I first met Maya Angelou, who died on Wednesday May 27, in June, 1990 at the American Booksellers Convention at a press conference held at Washington’s Shoreham Hotel at which the towering Angelou got a roaring standing ovation from the press corp.
The former dancer and actor, author, civil rights activist, poet and academic charmed, amused and pricked consciences with her anecdotal stories about the triumph and pain of being black.
Photo by Karen Leon
Her autobiographical work, “I Know Why The Caged Bird Sings,” created a sensation when it was first published and has since been required reading in many schools. As the usually antsy press audience sat silent, she read the following:
“The man who is a bigot is the worst thing God has got, except his match, his woman, who is really Ms. Begot.” x
During our private chat, I asked Angelou why, unlike most African Americans — who prefer to cite their involuntary arrival to these shores — she opted to include Blacks along with Jewish, Irish, Italian, Polish, Russian and other immigrants.

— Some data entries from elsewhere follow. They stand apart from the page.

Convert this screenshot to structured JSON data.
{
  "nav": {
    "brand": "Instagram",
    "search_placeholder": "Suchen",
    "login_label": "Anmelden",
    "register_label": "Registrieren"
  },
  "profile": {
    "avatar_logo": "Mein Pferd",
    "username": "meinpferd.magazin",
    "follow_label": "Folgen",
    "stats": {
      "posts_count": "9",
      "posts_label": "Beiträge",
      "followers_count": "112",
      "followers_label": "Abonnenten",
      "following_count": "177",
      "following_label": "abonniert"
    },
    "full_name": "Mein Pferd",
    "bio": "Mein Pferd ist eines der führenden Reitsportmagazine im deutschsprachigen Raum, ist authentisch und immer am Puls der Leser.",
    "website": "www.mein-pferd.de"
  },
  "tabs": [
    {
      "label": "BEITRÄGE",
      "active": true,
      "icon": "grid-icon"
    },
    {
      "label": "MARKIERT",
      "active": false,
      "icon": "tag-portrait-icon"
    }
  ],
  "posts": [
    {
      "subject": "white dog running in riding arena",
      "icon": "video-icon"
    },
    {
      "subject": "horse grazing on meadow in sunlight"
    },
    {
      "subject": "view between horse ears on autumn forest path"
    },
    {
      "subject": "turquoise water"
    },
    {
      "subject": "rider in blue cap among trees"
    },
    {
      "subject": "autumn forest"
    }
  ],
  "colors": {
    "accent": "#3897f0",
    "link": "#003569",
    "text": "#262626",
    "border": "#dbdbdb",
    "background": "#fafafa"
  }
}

“It makes no difference whether we came voluntarily as immigrants in steerage, or spoon-fashion in the holds of slave ships,” she replied. “We are all disembarked on our shores. We are all Americans and we must work together to make this a better place to live because this is now our home.”
I don’t know which was more blinding — her mega-Watt smile or my daughter Karen’s camera flash, as, towering over me, she power-hugged me for a photo-op
On January 20, 1993, Ms. Angelou made history: She was the first Black woman to read a poem she had written at the inauguration of [then] President-elect Bill Clinton.
Maya Angelou and Me